The controller is initialized earlier in the pipeline before the
User property has been set. This means that it will be null if you try to access it in the constructor.
By the time an action is invoked, the framework would have already assigned the necessary values extracted from the request.

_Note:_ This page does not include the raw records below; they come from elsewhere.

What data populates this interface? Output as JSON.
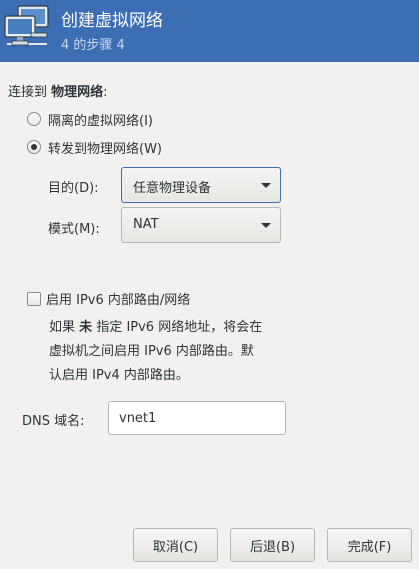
{
  "header": {
    "title": "创建虚拟网络",
    "subtitle": "4 的步骤 4"
  },
  "connect": {
    "prefix": "连接到",
    "emphasis": "物理网络",
    "suffix": ":"
  },
  "radios": [
    {
      "label": "隔离的虚拟网络(I)",
      "checked": false
    },
    {
      "label": "转发到物理网络(W)",
      "checked": true
    }
  ],
  "destination": {
    "label": "目的(D):",
    "value": "任意物理设备"
  },
  "mode": {
    "label": "模式(M):",
    "value": "NAT"
  },
  "ipv6": {
    "checkbox_label": "启用 IPv6 内部路由/网络",
    "checked": false,
    "note_line1_pre": "如果",
    "note_line1_bold": "未",
    "note_line1_post": "指定 IPv6 网络地址，将会在",
    "note_line2": "虚拟机之间启用 IPv6 内部路由。默",
    "note_line3": "认启用 IPv4 内部路由。"
  },
  "dns": {
    "label": "DNS 域名:",
    "value": "vnet1"
  },
  "buttons": {
    "cancel": "取消(C)",
    "back": "后退(B)",
    "finish": "完成(F)"
  },
  "colors": {
    "header_bg": "#3c6eb4",
    "window_bg": "#f2f1f0"
  }
}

So it is advisable to access
User property from within an action.
As an alternative to setting fields on your base controller constructor, you could achieve what you're looking for with properties. e.g.:
protected ClaimsIdentity ClaimsIdentity => User.Identity as ClaimsIdentity;

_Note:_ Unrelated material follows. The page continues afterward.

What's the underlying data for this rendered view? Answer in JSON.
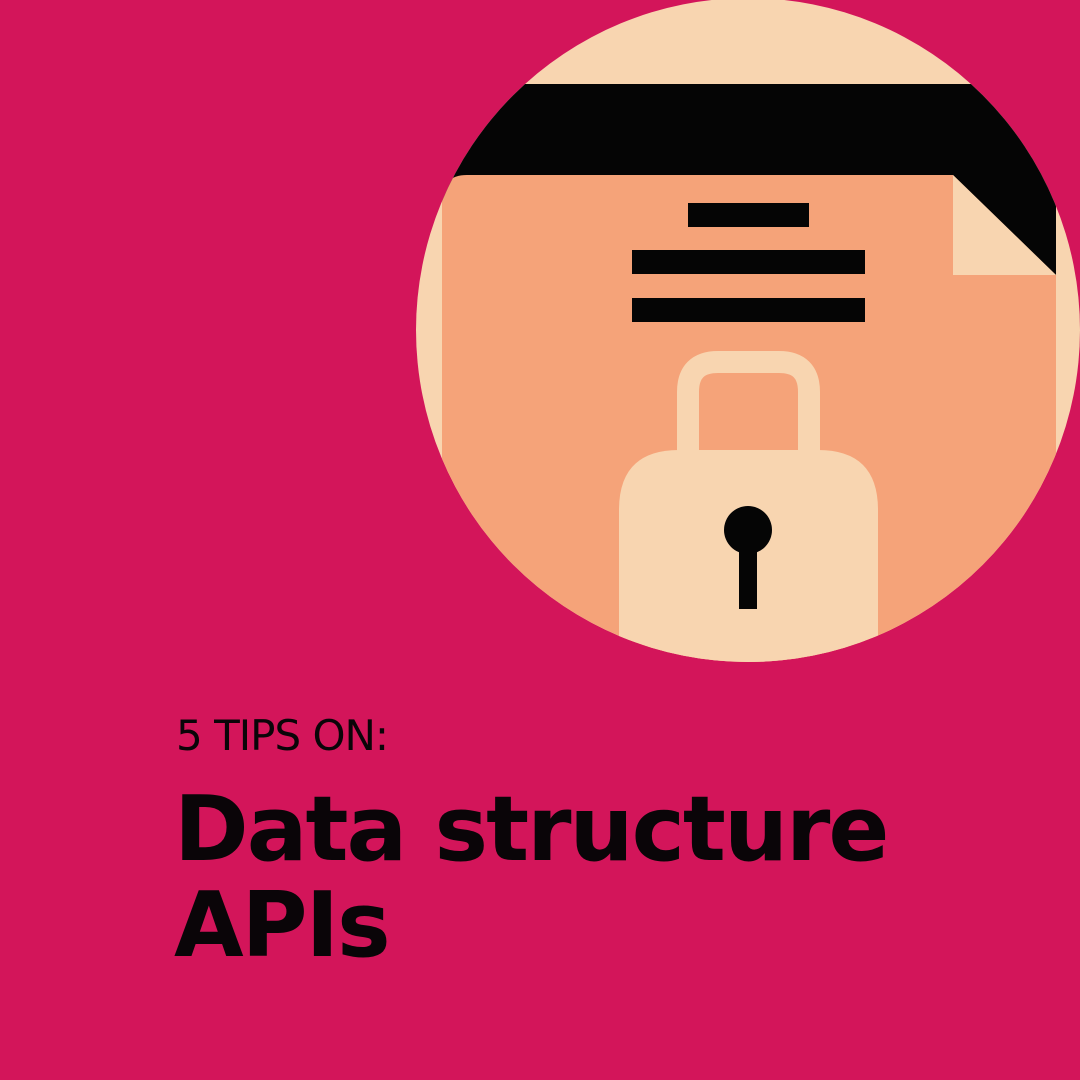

protected string UserId => ClaimsIdentity.FindFirst("ID")?.Value;
And access them from within an action of the derived child classes.
The child classes wouldn't know any different - The only difference is the naming convention is different on properties, but if this really upsets you, you could always use the same names you had before.